Michael Harris of The Harris Law Firm PLLC has high praise for the Drake University Law School, where he earned his juris doctorate.
“It’s the best thing that ever happened to me,” Harris said.
The 31-year-old Memphis native and Southside High School graduate attended Fisk University in Nashville to study biology, a major that lasted mere weeks, before switching over to political science.
The idea to enter law school, he said, “came so natural for me.”
In college he ran track and cross country, played saxophone in a jazz ensemble, participated in mock trial and had the good fortune to meet influential lawyers such as Richard Dickens, then-general counsel for Fisk and currently a sitting judge on the Tennessee Court of Appeals.
“He was such a mellow, kind, gentle spirit,” Harris said. “You had no idea that he was this powerhouse lawyer.”
Harris graduated from Drake in 2008 with his law degree and an MBA, and returned to Memphis where he worked for Memphis City Schools as labor relations administrator, managing contracts with labor unions, handling layoffs and employee discipline.
A year later he became a victim of the very system he was managing when he was laid off.
“After that, I had the opportunity to work at the law offices of Darrell O’Neal and there is no substitution that would be proper for apprenticeship than his law office,” Harris said. “He really gave me an opportunity to develop my skills at a high level. Darrell threw me into the fire and it was a great experience. He pushed me harder than I’ve ever been pushed before. I give him a lot of credit for helping shape me through my matriculation as an attorney.”
Slightly more than two years later, Harris went to work as of counsel for the Hewlett Law Firm PLLC before stepping out to start his own interest with The Harris Law Firm.
“I can say I landed in the right profession. I love what I’m doing.”
The Harris Law Firm PLLC
“Even as a child I wanted to own my own business,” he said.
The Harris Law Firm practices in the areas of personal injury, social security disability, labor and employment, bankruptcy and wrongful foreclosures.
“We’ve been fortunate enough to identify plaintiffs that have had strong cases and we’ve been able to help them to get results, and more than just the typical kinds of results, but results that made a huge difference in their lives,” Harris said.
The firm’s motto is “clients first, service second to none” and Harris has made it a point to make time for pro bono work helping the elderly and will soon be unveiling a project focused on this group.
Harris said he has a soft spot for the “more seasoned Memphians,” a concern emphasized when he was able one day to help an elderly woman he met in court with a wrongful eviction action.

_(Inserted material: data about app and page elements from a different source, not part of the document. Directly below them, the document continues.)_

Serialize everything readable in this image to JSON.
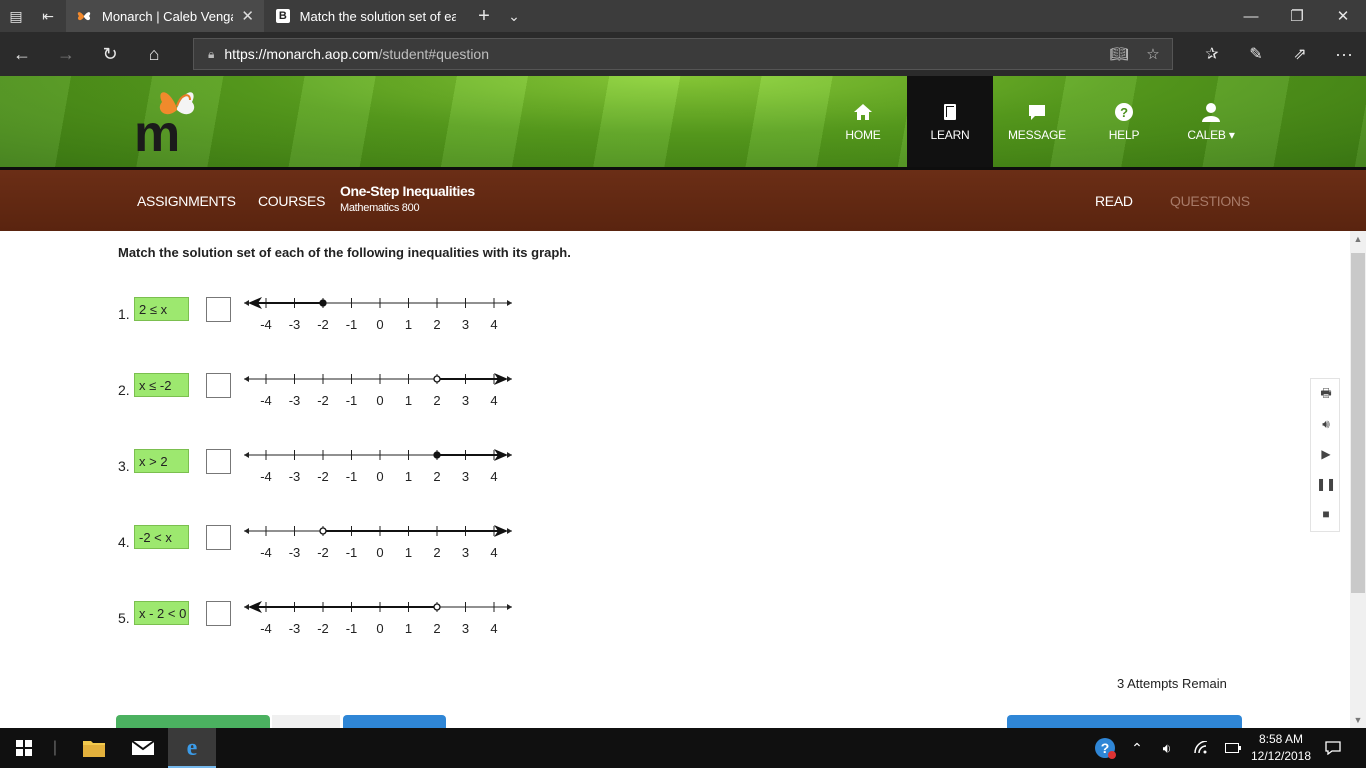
{
  "browser": {
    "tabs": [
      {
        "title": "Monarch | Caleb Vengar",
        "active": true,
        "favicon": "butterfly-icon"
      },
      {
        "title": "Match the solution set of ea",
        "active": false,
        "favicon": "b-icon",
        "favicon_letter": "B"
      }
    ],
    "url_host": "https://monarch.aop.com",
    "url_path": "/student#question"
  },
  "site": {
    "logo_letter": "m",
    "topnav": [
      {
        "label": "HOME",
        "icon": "home-icon"
      },
      {
        "label": "LEARN",
        "icon": "book-icon",
        "active": true
      },
      {
        "label": "MESSAGE",
        "icon": "message-icon"
      },
      {
        "label": "HELP",
        "icon": "help-icon"
      },
      {
        "label": "CALEB ▾",
        "icon": "user-icon"
      }
    ],
    "subnav": {
      "assignments": "ASSIGNMENTS",
      "courses": "COURSES",
      "course_title": "One-Step Inequalities",
      "course_subtitle": "Mathematics 800",
      "read": "READ",
      "questions": "QUESTIONS"
    }
  },
  "question": {
    "instruction": "Match the solution set of each of the following inequalities with its graph.",
    "ticks": [
      "-4",
      "-3",
      "-2",
      "-1",
      "0",
      "1",
      "2",
      "3",
      "4"
    ],
    "items": [
      {
        "num": "1.",
        "inequality": "2 ≤ x",
        "graph": {
          "point": -2,
          "filled": true,
          "direction": "left"
        }
      },
      {
        "num": "2.",
        "inequality": "x ≤ -2",
        "graph": {
          "point": 2,
          "filled": false,
          "direction": "right"
        }
      },
      {
        "num": "3.",
        "inequality": "x > 2",
        "graph": {
          "point": 2,
          "filled": true,
          "direction": "right"
        }
      },
      {
        "num": "4.",
        "inequality": "-2 < x",
        "graph": {
          "point": -2,
          "filled": false,
          "direction": "right"
        }
      },
      {
        "num": "5.",
        "inequality": "x - 2 < 0",
        "graph": {
          "point": 2,
          "filled": false,
          "direction": "left"
        }
      }
    ],
    "attempts": "3 Attempts Remain"
  },
  "taskbar": {
    "time": "8:58 AM",
    "date": "12/12/2018"
  }
}
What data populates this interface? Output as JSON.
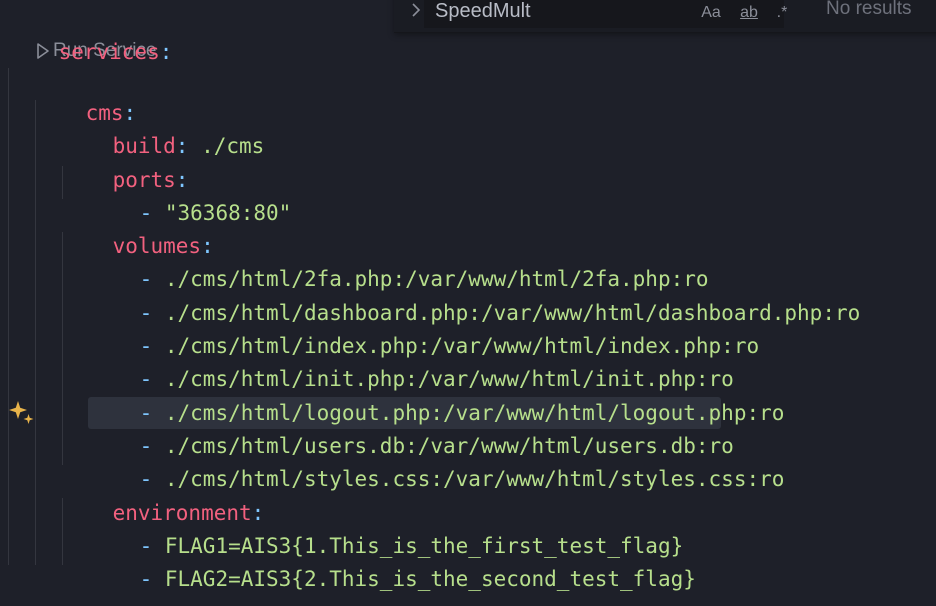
{
  "codelens": {
    "label": "Run Service"
  },
  "find": {
    "query": "SpeedMult",
    "options": {
      "match_case": "Aa",
      "whole_word": "ab",
      "regex": ".*"
    },
    "results": "No results"
  },
  "lines": [
    {
      "key": "services",
      "colon": ":"
    },
    {
      "key": "cms",
      "colon": ":"
    },
    {
      "key": "build",
      "colon": ":",
      "value": " ./cms"
    },
    {
      "key": "ports",
      "colon": ":"
    },
    {
      "dash": "- ",
      "value": "\"36368:80\""
    },
    {
      "key": "volumes",
      "colon": ":"
    },
    {
      "dash": "- ",
      "value": "./cms/html/2fa.php:/var/www/html/2fa.php:ro"
    },
    {
      "dash": "- ",
      "value": "./cms/html/dashboard.php:/var/www/html/dashboard.php:ro"
    },
    {
      "dash": "- ",
      "value": "./cms/html/index.php:/var/www/html/index.php:ro"
    },
    {
      "dash": "- ",
      "value": "./cms/html/init.php:/var/www/html/init.php:ro"
    },
    {
      "dash": "- ",
      "value": "./cms/html/logout.php:/var/www/html/logout.php:ro"
    },
    {
      "dash": "- ",
      "value": "./cms/html/users.db:/var/www/html/users.db:ro"
    },
    {
      "dash": "- ",
      "value": "./cms/html/styles.css:/var/www/html/styles.css:ro"
    },
    {
      "key": "environment",
      "colon": ":"
    },
    {
      "dash": "- ",
      "value": "FLAG1=AIS3{1.This_is_the_first_test_flag}"
    },
    {
      "dash": "- ",
      "value": "FLAG2=AIS3{2.This_is_the_second_test_flag}"
    }
  ]
}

“The reason I really enjoy doing pro bono work for elderly persons is because my grandparents raised me and I would hate for someone to take advantage of my grandparents,” he said, adding that the elderly “have paved the way for us, and the least we can do is show them some respect and appreciation by helping them with small legal issues that make a big difference in their lives.”
The challenge of running a law firm for Harris has fallen mainly with the business side of the equation, the side where an MBA comes in handy. It’s also where his staff comes in, and he’s chosen to expand with knowledgeable paralegals and by “finding talent that can grow with you.”
Good fortune has followed Harris from college to law school and back to Memphis, and he was recently one of two panelists to speak on starting a successful law practice at a National Bar Association conference in Memphis.
“That was a great opportunity for me and I was certainly honored that they chose my firm,” he said. “I’m one of those guys who really got lucky and happened to pick the right path. I can say I landed in the right profession. I love what I’m doing.”